▶ **Exercise aim**: Give the records below again, word for word. No pictures belong in the copy.

*** Opening of Material provided ***

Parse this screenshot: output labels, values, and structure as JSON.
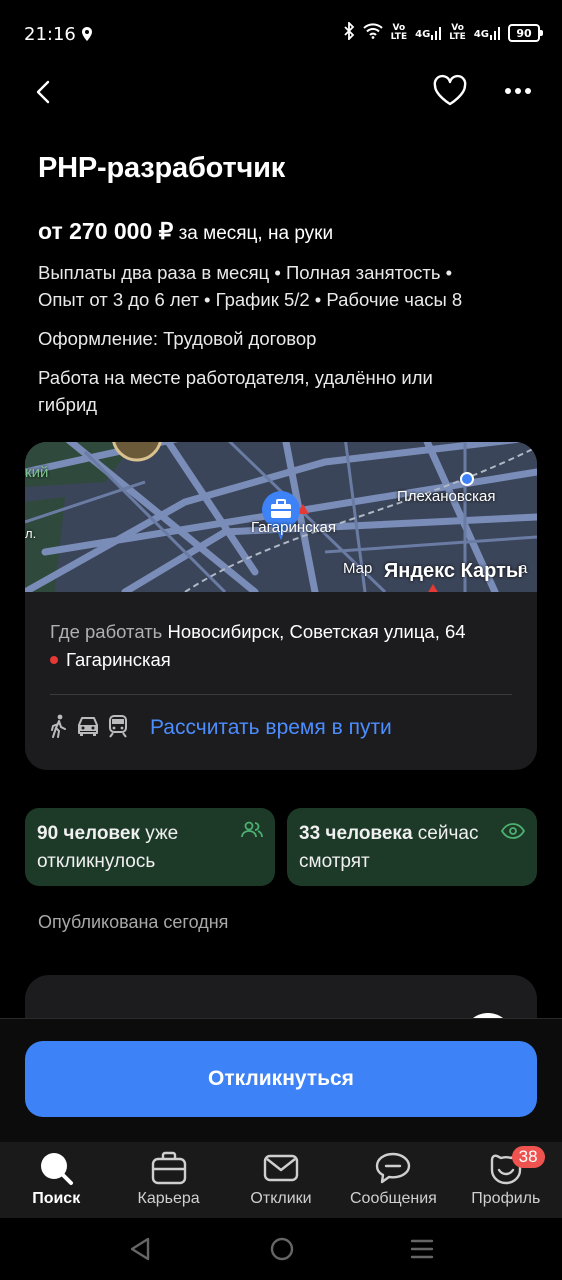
{
  "status": {
    "time": "21:16",
    "volte1": "Vo\nLTE",
    "sig1": "4G",
    "volte2": "Vo\nLTE",
    "sig2": "4G",
    "battery": "90"
  },
  "vacancy": {
    "title": "PHP-разработчик",
    "salary_main": "от 270 000 ₽",
    "salary_suffix": " за месяц, на руки",
    "info_line1": "Выплаты два раза в месяц • Полная занятость •",
    "info_line2": "Опыт от 3 до 6 лет • График 5/2 • Рабочие часы 8",
    "employment": "Оформление: Трудовой договор",
    "work_format_line1": "Работа на месте работодателя, удалённо или",
    "work_format_line2": "гибрид"
  },
  "map": {
    "label_left": "кий",
    "label_plekhanovskaya": "Плехановская",
    "label_gagarinskaya": "Гагаринская",
    "label_mar": "Мар",
    "label_partial": "а",
    "label_l": "л.",
    "brand": "Яндекс Карты",
    "address_prefix": "Где работать",
    "address": " Новосибирск, Советская улица, 64",
    "metro": "Гагаринская",
    "route_link": "Рассчитать время в пути",
    "colors": {
      "metro": "#e53935",
      "link": "#4c8dff",
      "pin": "#3d83f7"
    }
  },
  "stats": {
    "responded_bold": "90 человек",
    "responded_rest": " уже",
    "responded_line2": "откликнулось",
    "watching_bold": "33 человека",
    "watching_rest": " сейчас",
    "watching_line2": "смотрят"
  },
  "published": "Опубликована сегодня",
  "apply_button": "Откликнуться",
  "tabs": [
    {
      "label": "Поиск",
      "icon": "search-icon"
    },
    {
      "label": "Карьера",
      "icon": "briefcase-icon"
    },
    {
      "label": "Отклики",
      "icon": "envelope-icon"
    },
    {
      "label": "Сообщения",
      "icon": "chat-icon"
    },
    {
      "label": "Профиль",
      "icon": "profile-icon",
      "badge": "38"
    }
  ]
}
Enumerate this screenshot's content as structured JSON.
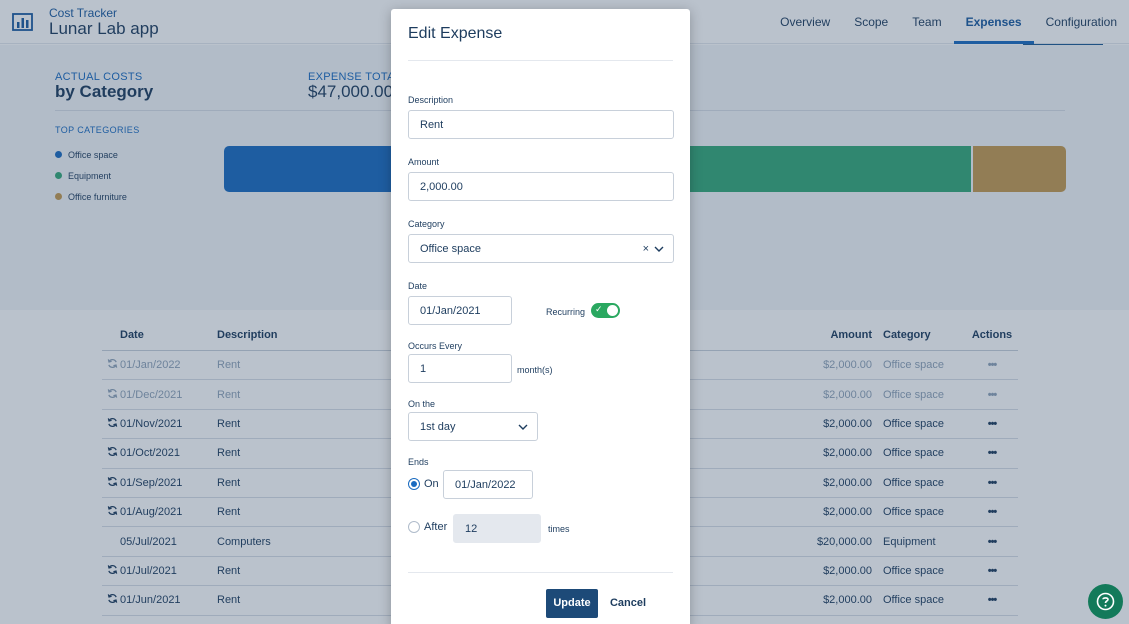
{
  "app": {
    "subtitle": "Cost Tracker",
    "title": "Lunar Lab app"
  },
  "nav": [
    {
      "label": "Overview",
      "active": false
    },
    {
      "label": "Scope",
      "active": false
    },
    {
      "label": "Team",
      "active": false
    },
    {
      "label": "Expenses",
      "active": true
    },
    {
      "label": "Configuration",
      "active": false
    }
  ],
  "summary": {
    "actual_costs_label": "ACTUAL COSTS",
    "by_category_label": "by Category",
    "expense_total_label": "EXPENSE TOTAL",
    "expense_total_value": "$47,000.00",
    "top_categories_label": "TOP CATEGORIES",
    "legend": [
      {
        "name": "Office space",
        "color": "#1a6bc0"
      },
      {
        "name": "Equipment",
        "color": "#34a878"
      },
      {
        "name": "Office furniture",
        "color": "#c49a50"
      }
    ],
    "bar_fractions": [
      0.53,
      0.36,
      0.11
    ]
  },
  "table": {
    "headers": {
      "date": "Date",
      "description": "Description",
      "amount": "Amount",
      "category": "Category",
      "actions": "Actions"
    },
    "rows": [
      {
        "recurring": true,
        "faded": true,
        "date": "01/Jan/2022",
        "description": "Rent",
        "amount": "$2,000.00",
        "category": "Office space",
        "actions": "•••"
      },
      {
        "recurring": true,
        "faded": true,
        "date": "01/Dec/2021",
        "description": "Rent",
        "amount": "$2,000.00",
        "category": "Office space",
        "actions": "•••"
      },
      {
        "recurring": true,
        "faded": false,
        "date": "01/Nov/2021",
        "description": "Rent",
        "amount": "$2,000.00",
        "category": "Office space",
        "actions": "•••"
      },
      {
        "recurring": true,
        "faded": false,
        "date": "01/Oct/2021",
        "description": "Rent",
        "amount": "$2,000.00",
        "category": "Office space",
        "actions": "•••"
      },
      {
        "recurring": true,
        "faded": false,
        "date": "01/Sep/2021",
        "description": "Rent",
        "amount": "$2,000.00",
        "category": "Office space",
        "actions": "•••"
      },
      {
        "recurring": true,
        "faded": false,
        "date": "01/Aug/2021",
        "description": "Rent",
        "amount": "$2,000.00",
        "category": "Office space",
        "actions": "•••"
      },
      {
        "recurring": false,
        "faded": false,
        "date": "05/Jul/2021",
        "description": "Computers",
        "amount": "$20,000.00",
        "category": "Equipment",
        "actions": "•••"
      },
      {
        "recurring": true,
        "faded": false,
        "date": "01/Jul/2021",
        "description": "Rent",
        "amount": "$2,000.00",
        "category": "Office space",
        "actions": "•••"
      },
      {
        "recurring": true,
        "faded": false,
        "date": "01/Jun/2021",
        "description": "Rent",
        "amount": "$2,000.00",
        "category": "Office space",
        "actions": "•••"
      }
    ]
  },
  "modal": {
    "title": "Edit Expense",
    "description_label": "Description",
    "description_value": "Rent",
    "amount_label": "Amount",
    "amount_value": "2,000.00",
    "category_label": "Category",
    "category_value": "Office space",
    "category_clear": "×",
    "date_label": "Date",
    "date_value": "01/Jan/2021",
    "recurring_label": "Recurring",
    "recurring_on": true,
    "toggle_check": "✓",
    "occurs_every_label": "Occurs Every",
    "occurs_every_value": "1",
    "occurs_unit": "month(s)",
    "on_the_label": "On the",
    "on_the_value": "1st day",
    "ends_label": "Ends",
    "ends_on_label": "On",
    "ends_on_value": "01/Jan/2022",
    "ends_after_label": "After",
    "ends_after_value": "12",
    "ends_after_unit": "times",
    "update_label": "Update",
    "cancel_label": "Cancel"
  },
  "colors": {
    "accent": "#1a6bc0",
    "primary_button": "#1d4a78",
    "toggle_on": "#2aa860",
    "help": "#137a5a"
  }
}
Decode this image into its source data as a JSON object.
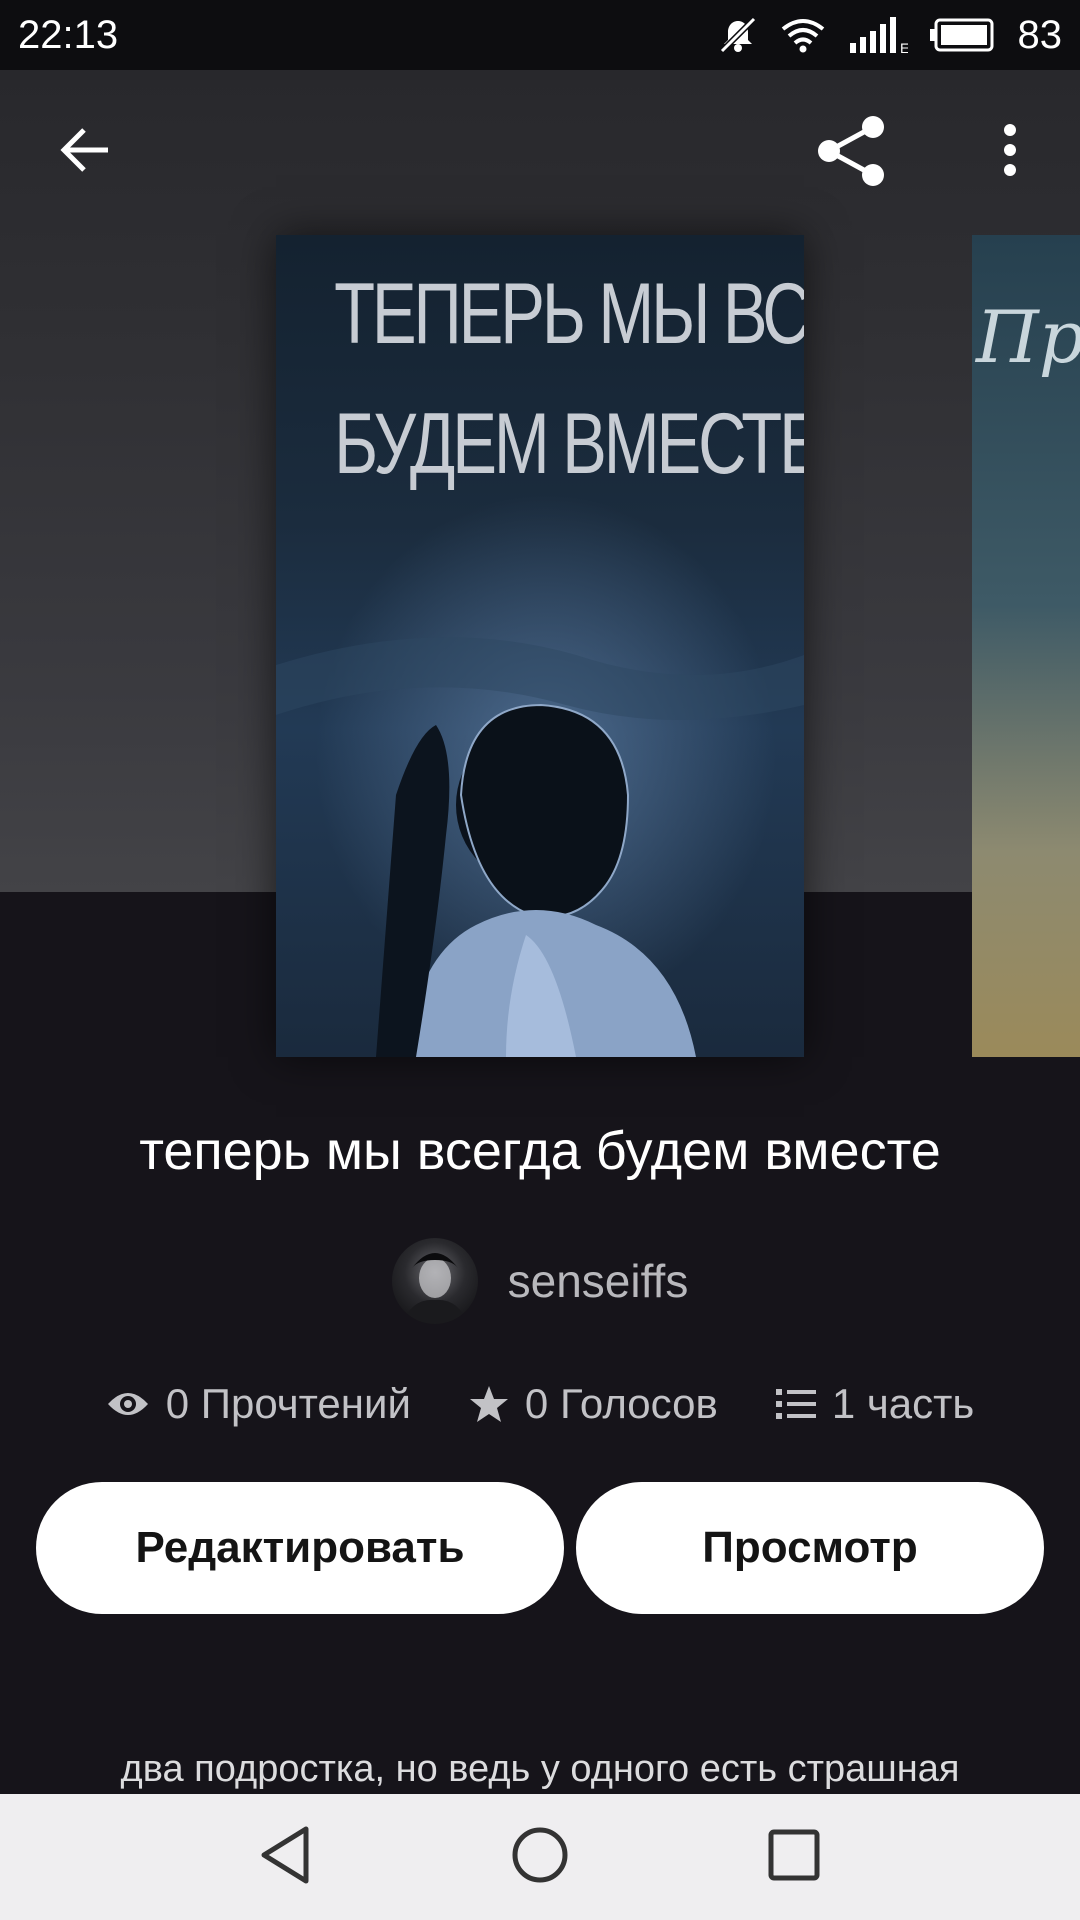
{
  "status_bar": {
    "time": "22:13",
    "battery_percent": "83",
    "network_label": "E"
  },
  "top_bar": {
    "icons": [
      "back-arrow-icon",
      "share-icon",
      "more-vert-icon"
    ]
  },
  "cover": {
    "title_line1": "ТЕПЕРЬ МЫ ВСЕГДА",
    "title_line2": "БУДЕМ ВМЕСТЕ",
    "next_cover_partial_text": "Пр"
  },
  "story": {
    "title": "теперь мы всегда будем вместе",
    "author": "senseiffs",
    "stats": {
      "reads": "0 Прочтений",
      "votes": "0 Голосов",
      "parts": "1 часть"
    },
    "description_first_line": "два подростка, но ведь у одного есть страшная"
  },
  "actions": {
    "edit_label": "Редактировать",
    "preview_label": "Просмотр"
  },
  "colors": {
    "background": "#16141a",
    "button_bg": "#ffffff",
    "nav_bar_bg": "#efeef0"
  }
}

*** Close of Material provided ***

▶ **Task output**:
Parse this screenshot: output labels, values, and structure as JSON.
{
  "status": {
    "time": "21:16",
    "volte1": "Vo\nLTE",
    "sig1": "4G",
    "volte2": "Vo\nLTE",
    "sig2": "4G",
    "battery": "90"
  },
  "vacancy": {
    "title": "PHP-разработчик",
    "salary_main": "от 270 000 ₽",
    "salary_suffix": " за месяц, на руки",
    "info_line1": "Выплаты два раза в месяц • Полная занятость •",
    "info_line2": "Опыт от 3 до 6 лет • График 5/2 • Рабочие часы 8",
    "employment": "Оформление: Трудовой договор",
    "work_format_line1": "Работа на месте работодателя, удалённо или",
    "work_format_line2": "гибрид"
  },
  "map": {
    "label_left": "кий",
    "label_plekhanovskaya": "Плехановская",
    "label_gagarinskaya": "Гагаринская",
    "label_mar": "Мар",
    "label_partial": "а",
    "label_l": "л.",
    "brand": "Яндекс Карты",
    "address_prefix": "Где работать",
    "address": " Новосибирск, Советская улица, 64",
    "metro": "Гагаринская",
    "route_link": "Рассчитать время в пути",
    "colors": {
      "metro": "#e53935",
      "link": "#4c8dff",
      "pin": "#3d83f7"
    }
  },
  "stats": {
    "responded_bold": "90 человек",
    "responded_rest": " уже",
    "responded_line2": "откликнулось",
    "watching_bold": "33 человека",
    "watching_rest": " сейчас",
    "watching_line2": "смотрят"
  },
  "published": "Опубликована сегодня",
  "apply_button": "Откликнуться",
  "tabs": [
    {
      "label": "Поиск",
      "icon": "search-icon"
    },
    {
      "label": "Карьера",
      "icon": "briefcase-icon"
    },
    {
      "label": "Отклики",
      "icon": "envelope-icon"
    },
    {
      "label": "Сообщения",
      "icon": "chat-icon"
    },
    {
      "label": "Профиль",
      "icon": "profile-icon",
      "badge": "38"
    }
  ]
}
Enumerate this screenshot's content as structured JSON.
{
  "app": {
    "subtitle": "Cost Tracker",
    "title": "Lunar Lab app"
  },
  "nav": [
    {
      "label": "Overview",
      "active": false
    },
    {
      "label": "Scope",
      "active": false
    },
    {
      "label": "Team",
      "active": false
    },
    {
      "label": "Expenses",
      "active": true
    },
    {
      "label": "Configuration",
      "active": false
    }
  ],
  "summary": {
    "actual_costs_label": "ACTUAL COSTS",
    "by_category_label": "by Category",
    "expense_total_label": "EXPENSE TOTAL",
    "expense_total_value": "$47,000.00",
    "top_categories_label": "TOP CATEGORIES",
    "legend": [
      {
        "name": "Office space",
        "color": "#1a6bc0"
      },
      {
        "name": "Equipment",
        "color": "#34a878"
      },
      {
        "name": "Office furniture",
        "color": "#c49a50"
      }
    ],
    "bar_fractions": [
      0.53,
      0.36,
      0.11
    ]
  },
  "table": {
    "headers": {
      "date": "Date",
      "description": "Description",
      "amount": "Amount",
      "category": "Category",
      "actions": "Actions"
    },
    "rows": [
      {
        "recurring": true,
        "faded": true,
        "date": "01/Jan/2022",
        "description": "Rent",
        "amount": "$2,000.00",
        "category": "Office space",
        "actions": "•••"
      },
      {
        "recurring": true,
        "faded": true,
        "date": "01/Dec/2021",
        "description": "Rent",
        "amount": "$2,000.00",
        "category": "Office space",
        "actions": "•••"
      },
      {
        "recurring": true,
        "faded": false,
        "date": "01/Nov/2021",
        "description": "Rent",
        "amount": "$2,000.00",
        "category": "Office space",
        "actions": "•••"
      },
      {
        "recurring": true,
        "faded": false,
        "date": "01/Oct/2021",
        "description": "Rent",
        "amount": "$2,000.00",
        "category": "Office space",
        "actions": "•••"
      },
      {
        "recurring": true,
        "faded": false,
        "date": "01/Sep/2021",
        "description": "Rent",
        "amount": "$2,000.00",
        "category": "Office space",
        "actions": "•••"
      },
      {
        "recurring": true,
        "faded": false,
        "date": "01/Aug/2021",
        "description": "Rent",
        "amount": "$2,000.00",
        "category": "Office space",
        "actions": "•••"
      },
      {
        "recurring": false,
        "faded": false,
        "date": "05/Jul/2021",
        "description": "Computers",
        "amount": "$20,000.00",
        "category": "Equipment",
        "actions": "•••"
      },
      {
        "recurring": true,
        "faded": false,
        "date": "01/Jul/2021",
        "description": "Rent",
        "amount": "$2,000.00",
        "category": "Office space",
        "actions": "•••"
      },
      {
        "recurring": true,
        "faded": false,
        "date": "01/Jun/2021",
        "description": "Rent",
        "amount": "$2,000.00",
        "category": "Office space",
        "actions": "•••"
      }
    ]
  },
  "modal": {
    "title": "Edit Expense",
    "description_label": "Description",
    "description_value": "Rent",
    "amount_label": "Amount",
    "amount_value": "2,000.00",
    "category_label": "Category",
    "category_value": "Office space",
    "category_clear": "×",
    "date_label": "Date",
    "date_value": "01/Jan/2021",
    "recurring_label": "Recurring",
    "recurring_on": true,
    "toggle_check": "✓",
    "occurs_every_label": "Occurs Every",
    "occurs_every_value": "1",
    "occurs_unit": "month(s)",
    "on_the_label": "On the",
    "on_the_value": "1st day",
    "ends_label": "Ends",
    "ends_on_label": "On",
    "ends_on_value": "01/Jan/2022",
    "ends_after_label": "After",
    "ends_after_value": "12",
    "ends_after_unit": "times",
    "update_label": "Update",
    "cancel_label": "Cancel"
  },
  "colors": {
    "accent": "#1a6bc0",
    "primary_button": "#1d4a78",
    "toggle_on": "#2aa860",
    "help": "#137a5a"
  }
}
Decode this image into its source data as a JSON object.
{
  "status_bar": {
    "time": "22:13",
    "battery_percent": "83",
    "network_label": "E"
  },
  "top_bar": {
    "icons": [
      "back-arrow-icon",
      "share-icon",
      "more-vert-icon"
    ]
  },
  "cover": {
    "title_line1": "ТЕПЕРЬ МЫ ВСЕГДА",
    "title_line2": "БУДЕМ ВМЕСТЕ",
    "next_cover_partial_text": "Пр"
  },
  "story": {
    "title": "теперь мы всегда будем вместе",
    "author": "senseiffs",
    "stats": {
      "reads": "0 Прочтений",
      "votes": "0 Голосов",
      "parts": "1 часть"
    },
    "description_first_line": "два подростка, но ведь у одного есть страшная"
  },
  "actions": {
    "edit_label": "Редактировать",
    "preview_label": "Просмотр"
  },
  "colors": {
    "background": "#16141a",
    "button_bg": "#ffffff",
    "nav_bar_bg": "#efeef0"
  }
}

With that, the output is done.